Required work: Each line of the data must be copied exactly.

(Given entries)

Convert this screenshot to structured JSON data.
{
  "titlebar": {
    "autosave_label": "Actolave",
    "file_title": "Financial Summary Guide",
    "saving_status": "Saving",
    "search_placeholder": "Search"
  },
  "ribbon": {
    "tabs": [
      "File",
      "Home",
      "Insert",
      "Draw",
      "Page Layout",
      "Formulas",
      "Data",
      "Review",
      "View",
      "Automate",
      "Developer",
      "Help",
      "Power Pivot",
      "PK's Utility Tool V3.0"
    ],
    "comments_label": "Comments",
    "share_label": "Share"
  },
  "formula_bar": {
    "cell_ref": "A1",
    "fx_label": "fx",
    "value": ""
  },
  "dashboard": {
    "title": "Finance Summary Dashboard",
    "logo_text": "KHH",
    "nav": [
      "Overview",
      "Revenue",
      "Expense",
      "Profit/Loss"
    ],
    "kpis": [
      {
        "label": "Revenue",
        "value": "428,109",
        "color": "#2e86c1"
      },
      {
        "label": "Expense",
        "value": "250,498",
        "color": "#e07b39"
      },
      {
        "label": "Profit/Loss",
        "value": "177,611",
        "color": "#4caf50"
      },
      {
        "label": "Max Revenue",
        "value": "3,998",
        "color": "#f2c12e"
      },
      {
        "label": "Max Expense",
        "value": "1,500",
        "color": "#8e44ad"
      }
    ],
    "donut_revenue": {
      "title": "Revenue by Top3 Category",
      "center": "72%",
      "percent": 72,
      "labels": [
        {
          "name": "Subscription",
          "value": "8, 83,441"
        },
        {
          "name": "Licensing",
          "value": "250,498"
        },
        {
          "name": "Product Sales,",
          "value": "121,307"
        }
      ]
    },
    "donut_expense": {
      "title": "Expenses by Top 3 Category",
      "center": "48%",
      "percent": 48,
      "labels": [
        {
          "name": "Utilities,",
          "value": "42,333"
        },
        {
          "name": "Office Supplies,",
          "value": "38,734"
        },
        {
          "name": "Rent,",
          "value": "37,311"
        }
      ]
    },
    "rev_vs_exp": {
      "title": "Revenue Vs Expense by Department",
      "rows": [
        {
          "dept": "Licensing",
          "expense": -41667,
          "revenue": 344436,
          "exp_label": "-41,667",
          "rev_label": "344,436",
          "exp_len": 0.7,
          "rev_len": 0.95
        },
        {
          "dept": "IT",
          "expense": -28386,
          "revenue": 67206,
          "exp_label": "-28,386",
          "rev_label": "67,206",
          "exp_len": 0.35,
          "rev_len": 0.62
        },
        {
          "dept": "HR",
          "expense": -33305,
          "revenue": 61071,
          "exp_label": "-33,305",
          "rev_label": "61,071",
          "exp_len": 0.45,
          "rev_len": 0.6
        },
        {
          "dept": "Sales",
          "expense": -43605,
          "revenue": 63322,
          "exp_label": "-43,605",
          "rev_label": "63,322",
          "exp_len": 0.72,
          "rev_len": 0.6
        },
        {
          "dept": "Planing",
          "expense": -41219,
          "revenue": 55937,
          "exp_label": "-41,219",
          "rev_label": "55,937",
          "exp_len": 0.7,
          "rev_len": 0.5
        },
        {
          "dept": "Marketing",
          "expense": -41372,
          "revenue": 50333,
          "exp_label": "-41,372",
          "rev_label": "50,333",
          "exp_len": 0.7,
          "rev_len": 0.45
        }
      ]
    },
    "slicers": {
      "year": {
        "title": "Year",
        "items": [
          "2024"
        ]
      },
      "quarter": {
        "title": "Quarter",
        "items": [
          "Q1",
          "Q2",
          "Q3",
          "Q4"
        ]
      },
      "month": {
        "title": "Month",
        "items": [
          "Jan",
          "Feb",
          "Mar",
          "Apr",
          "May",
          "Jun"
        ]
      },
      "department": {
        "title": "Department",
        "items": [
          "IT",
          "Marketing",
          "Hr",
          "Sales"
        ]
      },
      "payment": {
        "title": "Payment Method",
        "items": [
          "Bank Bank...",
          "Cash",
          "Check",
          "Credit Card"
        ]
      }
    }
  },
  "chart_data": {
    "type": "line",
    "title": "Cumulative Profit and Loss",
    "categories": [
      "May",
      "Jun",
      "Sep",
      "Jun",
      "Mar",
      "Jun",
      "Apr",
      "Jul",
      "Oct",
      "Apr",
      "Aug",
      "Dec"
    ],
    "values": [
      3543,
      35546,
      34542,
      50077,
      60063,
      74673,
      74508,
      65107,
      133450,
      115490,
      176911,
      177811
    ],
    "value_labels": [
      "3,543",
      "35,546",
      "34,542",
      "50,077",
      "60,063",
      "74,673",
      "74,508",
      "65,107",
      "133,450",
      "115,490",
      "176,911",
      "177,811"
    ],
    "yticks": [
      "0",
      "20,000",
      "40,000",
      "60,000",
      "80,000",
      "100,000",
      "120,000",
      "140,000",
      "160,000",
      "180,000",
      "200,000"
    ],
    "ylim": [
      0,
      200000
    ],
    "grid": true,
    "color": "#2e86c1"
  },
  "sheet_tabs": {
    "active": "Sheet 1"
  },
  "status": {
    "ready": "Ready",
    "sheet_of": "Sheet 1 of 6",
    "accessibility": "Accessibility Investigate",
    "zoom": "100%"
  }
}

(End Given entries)

Solution to this exercise:
Convert this screenshot to structured JSON data.
{
  "titlebar": {
    "autosave_label": "Actolave",
    "file_title": "Financial Summary Guide",
    "saving_status": "Saving",
    "search_placeholder": "Search"
  },
  "ribbon": {
    "tabs": [
      "File",
      "Home",
      "Insert",
      "Draw",
      "Page Layout",
      "Formulas",
      "Data",
      "Review",
      "View",
      "Automate",
      "Developer",
      "Help",
      "Power Pivot",
      "PK's Utility Tool V3.0"
    ],
    "comments_label": "Comments",
    "share_label": "Share"
  },
  "formula_bar": {
    "cell_ref": "A1",
    "fx_label": "fx",
    "value": ""
  },
  "dashboard": {
    "title": "Finance Summary Dashboard",
    "logo_text": "KHH",
    "nav": [
      "Overview",
      "Revenue",
      "Expense",
      "Profit/Loss"
    ],
    "kpis": [
      {
        "label": "Revenue",
        "value": "428,109",
        "color": "#2e86c1"
      },
      {
        "label": "Expense",
        "value": "250,498",
        "color": "#e07b39"
      },
      {
        "label": "Profit/Loss",
        "value": "177,611",
        "color": "#4caf50"
      },
      {
        "label": "Max Revenue",
        "value": "3,998",
        "color": "#f2c12e"
      },
      {
        "label": "Max Expense",
        "value": "1,500",
        "color": "#8e44ad"
      }
    ],
    "donut_revenue": {
      "title": "Revenue by Top3 Category",
      "center": "72%",
      "percent": 72,
      "labels": [
        {
          "name": "Subscription",
          "value": "8, 83,441"
        },
        {
          "name": "Licensing",
          "value": "250,498"
        },
        {
          "name": "Product Sales,",
          "value": "121,307"
        }
      ]
    },
    "donut_expense": {
      "title": "Expenses by Top 3 Category",
      "center": "48%",
      "percent": 48,
      "labels": [
        {
          "name": "Utilities,",
          "value": "42,333"
        },
        {
          "name": "Office Supplies,",
          "value": "38,734"
        },
        {
          "name": "Rent,",
          "value": "37,311"
        }
      ]
    },
    "rev_vs_exp": {
      "title": "Revenue Vs Expense by Department",
      "rows": [
        {
          "dept": "Licensing",
          "expense": -41667,
          "revenue": 344436,
          "exp_label": "-41,667",
          "rev_label": "344,436",
          "exp_len": 0.7,
          "rev_len": 0.95
        },
        {
          "dept": "IT",
          "expense": -28386,
          "revenue": 67206,
          "exp_label": "-28,386",
          "rev_label": "67,206",
          "exp_len": 0.35,
          "rev_len": 0.62
        },
        {
          "dept": "HR",
          "expense": -33305,
          "revenue": 61071,
          "exp_label": "-33,305",
          "rev_label": "61,071",
          "exp_len": 0.45,
          "rev_len": 0.6
        },
        {
          "dept": "Sales",
          "expense": -43605,
          "revenue": 63322,
          "exp_label": "-43,605",
          "rev_label": "63,322",
          "exp_len": 0.72,
          "rev_len": 0.6
        },
        {
          "dept": "Planing",
          "expense": -41219,
          "revenue": 55937,
          "exp_label": "-41,219",
          "rev_label": "55,937",
          "exp_len": 0.7,
          "rev_len": 0.5
        },
        {
          "dept": "Marketing",
          "expense": -41372,
          "revenue": 50333,
          "exp_label": "-41,372",
          "rev_label": "50,333",
          "exp_len": 0.7,
          "rev_len": 0.45
        }
      ]
    },
    "slicers": {
      "year": {
        "title": "Year",
        "items": [
          "2024"
        ]
      },
      "quarter": {
        "title": "Quarter",
        "items": [
          "Q1",
          "Q2",
          "Q3",
          "Q4"
        ]
      },
      "month": {
        "title": "Month",
        "items": [
          "Jan",
          "Feb",
          "Mar",
          "Apr",
          "May",
          "Jun"
        ]
      },
      "department": {
        "title": "Department",
        "items": [
          "IT",
          "Marketing",
          "Hr",
          "Sales"
        ]
      },
      "payment": {
        "title": "Payment Method",
        "items": [
          "Bank Bank...",
          "Cash",
          "Check",
          "Credit Card"
        ]
      }
    }
  },
  "chart_data": {
    "type": "line",
    "title": "Cumulative Profit and Loss",
    "categories": [
      "May",
      "Jun",
      "Sep",
      "Jun",
      "Mar",
      "Jun",
      "Apr",
      "Jul",
      "Oct",
      "Apr",
      "Aug",
      "Dec"
    ],
    "values": [
      3543,
      35546,
      34542,
      50077,
      60063,
      74673,
      74508,
      65107,
      133450,
      115490,
      176911,
      177811
    ],
    "value_labels": [
      "3,543",
      "35,546",
      "34,542",
      "50,077",
      "60,063",
      "74,673",
      "74,508",
      "65,107",
      "133,450",
      "115,490",
      "176,911",
      "177,811"
    ],
    "yticks": [
      "0",
      "20,000",
      "40,000",
      "60,000",
      "80,000",
      "100,000",
      "120,000",
      "140,000",
      "160,000",
      "180,000",
      "200,000"
    ],
    "ylim": [
      0,
      200000
    ],
    "grid": true,
    "color": "#2e86c1"
  },
  "sheet_tabs": {
    "active": "Sheet 1"
  },
  "status": {
    "ready": "Ready",
    "sheet_of": "Sheet 1 of 6",
    "accessibility": "Accessibility Investigate",
    "zoom": "100%"
  }
}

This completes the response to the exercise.